Dutch world wall maps from this era are incredibly rare. Due to the rapid rate of discovery at the beginning of the seventeenth century “many maps soon lost their value; the owners replacing the obsolete maps with new ones. This development is one of the causes of the great percentage of losses which wall maps of the world suffered; they are extremely rare nowadays” (Shirley).
The present work is only the second surviving complete example of the Teixeira/Vrient map of 1604. The example in the BNF lacks the accompanying text and title. Schilder records five examples prior to the present map in his census of Dutch world wall maps published in Amsterdam before 1619 (MCN III, p. 19–102):
1. PLANCIUS, Petrus. Nova et Exacta Terrarum Orbis Tabula Geographica ac Hydrographica. Amsterdam, 1592. Map on 19 sheets. One recorded example, Collegio del Corpus Cristi in Valencia.
2. LANGREN, Hendrik van. Nova et Accurata, Totius Orbis Terrarum Geographica et Hydrographica. [Amsterdam, c.1600]. Map on (?)20 sheets. One recorded example Stadtbibliothek of Breslau, now lost due to military action during World War II.
3. CLAESZ, Cornelis. [No Title] [Amsterdam, Cornelis Claesz., c.1602]. Map on four sheets. No known extant example of the first edition.
4. HONDIUS, Jodocus. Nova et Exacta Totius Orbis Terrarum Descriptio Geographica et Hydrographica. [Amsterdam, Cornelius Claesz, 1603]. Map on four sheets. No known extant example of the first edition.
5. TEIXEIRA, Luis. [No Title] [Amsterdam, Joan Baptist Vrients, (?) 1604]. Map on nine sheets. No known extant example of the first edition.
As the list shows, the present work is only the second surviving example from the first 12 years of world wall map publication in Amsterdam. In fact, of the seven further maps that Schilder goes on to list as published before 1619, only four are known to exist in their first edition.
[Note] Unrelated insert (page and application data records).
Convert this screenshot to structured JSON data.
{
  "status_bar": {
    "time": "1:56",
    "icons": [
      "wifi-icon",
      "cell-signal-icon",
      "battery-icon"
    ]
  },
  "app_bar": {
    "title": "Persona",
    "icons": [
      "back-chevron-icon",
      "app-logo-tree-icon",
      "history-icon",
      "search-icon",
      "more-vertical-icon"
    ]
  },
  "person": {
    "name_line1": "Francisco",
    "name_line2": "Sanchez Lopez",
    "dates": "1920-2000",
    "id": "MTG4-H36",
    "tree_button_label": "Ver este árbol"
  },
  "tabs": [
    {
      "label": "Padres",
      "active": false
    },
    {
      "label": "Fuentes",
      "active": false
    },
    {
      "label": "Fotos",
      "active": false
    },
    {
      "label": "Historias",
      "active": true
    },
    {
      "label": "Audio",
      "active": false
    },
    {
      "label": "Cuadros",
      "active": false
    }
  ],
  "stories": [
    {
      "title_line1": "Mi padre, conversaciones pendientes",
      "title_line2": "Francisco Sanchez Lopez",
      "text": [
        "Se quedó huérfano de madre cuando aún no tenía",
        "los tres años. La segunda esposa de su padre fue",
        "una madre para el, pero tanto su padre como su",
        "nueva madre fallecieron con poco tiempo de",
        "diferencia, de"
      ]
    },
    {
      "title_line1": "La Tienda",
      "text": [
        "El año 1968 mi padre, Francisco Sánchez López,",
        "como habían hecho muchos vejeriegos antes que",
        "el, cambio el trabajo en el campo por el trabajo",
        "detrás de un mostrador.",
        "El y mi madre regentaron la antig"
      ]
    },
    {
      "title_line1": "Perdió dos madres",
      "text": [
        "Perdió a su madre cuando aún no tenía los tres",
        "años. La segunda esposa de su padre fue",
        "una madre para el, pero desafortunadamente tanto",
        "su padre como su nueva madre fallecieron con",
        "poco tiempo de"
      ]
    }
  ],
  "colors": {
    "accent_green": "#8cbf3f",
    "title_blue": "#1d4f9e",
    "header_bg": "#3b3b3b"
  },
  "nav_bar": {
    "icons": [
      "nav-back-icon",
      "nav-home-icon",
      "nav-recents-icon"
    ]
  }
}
- Shirley, Rodney, ‘The Mapping of the World’, No. 183 (Plancius 1592), No. 243 (van den Ende/BNF), No. 248 (Teixeira)
- Shirley, Rodney. (1987). The mapping of the world. London: Holland Press.